Author H.M. Van der MerweSource: South African Journal of Higher Education 21, pp 537 –551 (2007)More Less
The restructuring of higher education in South Africa is being dually steered by an equity and a merit imperative. In the move towards creating a single dedicated distance-education institution, the outcome of the merged incorporation of Vista University Distance Education Campus (Vudec) into the University of South Africa (UNISA) implied the obliteration of the Vudec culture. This has warranted the recording of the Vudec culture based on the valid need to document the existence of an institution of higher education over a period of 21 years. It has also warranted an assessment of gains and losses as a result of the merger. Based on literature and a qualitative study undertaken in Vudec, the Vudec institutional culture has been documented and gains and losses for Vudec students and staff determined.
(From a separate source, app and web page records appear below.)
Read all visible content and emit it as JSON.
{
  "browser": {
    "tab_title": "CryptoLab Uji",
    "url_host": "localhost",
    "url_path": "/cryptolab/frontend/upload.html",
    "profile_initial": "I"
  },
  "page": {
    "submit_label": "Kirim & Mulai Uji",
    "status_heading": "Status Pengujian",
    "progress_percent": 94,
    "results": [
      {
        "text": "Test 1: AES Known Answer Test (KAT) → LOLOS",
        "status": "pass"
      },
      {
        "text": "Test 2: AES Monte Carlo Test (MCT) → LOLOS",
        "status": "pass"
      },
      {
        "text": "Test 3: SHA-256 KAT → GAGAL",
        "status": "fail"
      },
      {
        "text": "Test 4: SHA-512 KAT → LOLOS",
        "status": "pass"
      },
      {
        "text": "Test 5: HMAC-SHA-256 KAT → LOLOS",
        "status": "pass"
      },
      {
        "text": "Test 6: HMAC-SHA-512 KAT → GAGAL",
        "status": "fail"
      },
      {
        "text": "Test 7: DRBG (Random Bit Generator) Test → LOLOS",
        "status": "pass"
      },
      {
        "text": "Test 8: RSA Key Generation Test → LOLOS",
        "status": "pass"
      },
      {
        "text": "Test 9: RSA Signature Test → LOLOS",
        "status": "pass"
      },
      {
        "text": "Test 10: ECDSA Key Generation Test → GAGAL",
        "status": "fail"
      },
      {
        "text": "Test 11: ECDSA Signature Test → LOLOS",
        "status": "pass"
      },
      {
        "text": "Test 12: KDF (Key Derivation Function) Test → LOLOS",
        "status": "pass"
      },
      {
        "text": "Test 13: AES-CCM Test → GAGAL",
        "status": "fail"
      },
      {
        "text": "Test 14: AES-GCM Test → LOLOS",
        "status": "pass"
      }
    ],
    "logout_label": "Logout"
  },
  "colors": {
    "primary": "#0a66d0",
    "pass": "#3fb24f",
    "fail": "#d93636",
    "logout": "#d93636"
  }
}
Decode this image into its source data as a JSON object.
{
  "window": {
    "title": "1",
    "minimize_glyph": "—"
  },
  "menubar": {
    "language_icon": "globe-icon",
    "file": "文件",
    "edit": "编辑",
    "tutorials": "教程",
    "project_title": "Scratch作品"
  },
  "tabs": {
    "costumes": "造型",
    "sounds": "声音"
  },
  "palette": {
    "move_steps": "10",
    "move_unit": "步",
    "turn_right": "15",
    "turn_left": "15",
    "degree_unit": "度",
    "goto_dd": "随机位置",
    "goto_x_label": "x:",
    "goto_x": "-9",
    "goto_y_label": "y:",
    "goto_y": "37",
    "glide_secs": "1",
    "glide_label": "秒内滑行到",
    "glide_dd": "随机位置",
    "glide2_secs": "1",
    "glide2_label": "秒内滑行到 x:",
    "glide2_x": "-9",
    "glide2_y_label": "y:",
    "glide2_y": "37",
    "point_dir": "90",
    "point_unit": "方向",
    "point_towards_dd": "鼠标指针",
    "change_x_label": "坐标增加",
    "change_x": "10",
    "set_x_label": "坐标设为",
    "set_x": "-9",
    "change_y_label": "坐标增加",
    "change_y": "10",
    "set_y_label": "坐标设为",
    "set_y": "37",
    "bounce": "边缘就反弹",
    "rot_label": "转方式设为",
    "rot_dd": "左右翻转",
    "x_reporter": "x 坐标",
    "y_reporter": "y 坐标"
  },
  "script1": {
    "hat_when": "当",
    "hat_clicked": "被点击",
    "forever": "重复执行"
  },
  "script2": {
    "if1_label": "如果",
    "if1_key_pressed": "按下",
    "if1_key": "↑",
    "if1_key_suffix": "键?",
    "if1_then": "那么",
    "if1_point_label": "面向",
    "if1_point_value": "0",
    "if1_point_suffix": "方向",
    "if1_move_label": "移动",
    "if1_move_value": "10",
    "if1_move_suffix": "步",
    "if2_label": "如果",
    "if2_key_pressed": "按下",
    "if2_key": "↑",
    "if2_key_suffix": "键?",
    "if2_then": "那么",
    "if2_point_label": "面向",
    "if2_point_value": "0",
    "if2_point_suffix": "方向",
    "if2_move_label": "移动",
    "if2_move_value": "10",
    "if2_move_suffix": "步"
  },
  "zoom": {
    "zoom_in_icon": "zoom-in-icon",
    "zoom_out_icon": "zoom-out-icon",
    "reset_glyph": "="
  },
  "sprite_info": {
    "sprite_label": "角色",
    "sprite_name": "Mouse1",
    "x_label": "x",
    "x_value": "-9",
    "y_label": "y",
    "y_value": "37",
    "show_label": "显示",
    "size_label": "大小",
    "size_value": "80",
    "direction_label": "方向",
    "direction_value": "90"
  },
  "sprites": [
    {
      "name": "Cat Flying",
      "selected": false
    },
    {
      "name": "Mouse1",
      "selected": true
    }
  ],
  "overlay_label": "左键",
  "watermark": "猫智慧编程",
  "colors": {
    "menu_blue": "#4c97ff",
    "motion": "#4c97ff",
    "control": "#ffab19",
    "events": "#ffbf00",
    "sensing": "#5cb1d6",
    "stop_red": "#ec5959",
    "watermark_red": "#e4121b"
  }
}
It is argued that although significant gains were made, such as better opportunities for students and staff due to improved resources, a serious loss has been incurred in the disappearance of the under-developed student corps of practising teachers. Apart from not fully accomplishing the equity goal, this loss also jeopardises merit achievements.
Author G.J. Van der WesthuizenSource: South African Journal of Higher Education 21, pp 552 –576 (2007)More Less
This article is an analysis of the transformation evaluations of higher education in South Africa. It offers a review of recent literature on conceptions of evaluation research models and practice, and of reform evaluations in education, specifically pertaining to higher education. From this analysis, a framework for the analysis of reform evaluations is proposed and used to review a selection of nine reports published since 1994 on evaluations of changes in higher education in South Africa. The findings are offered as a critical analysis of evaluation practices exemplified by the selected studies. The article develops an understanding of what competent evaluations of education transformation may involve.
This article is based on research sponsored by a grant for senior researchers from the USA-SA Fulbright Commission. The research included a stay at the University of Massachusetts, Amherst from September 2004 to January 2005.
The opinions expressed in the report are those of the author and do not necessarily reflect the views of the Fulbright Commission.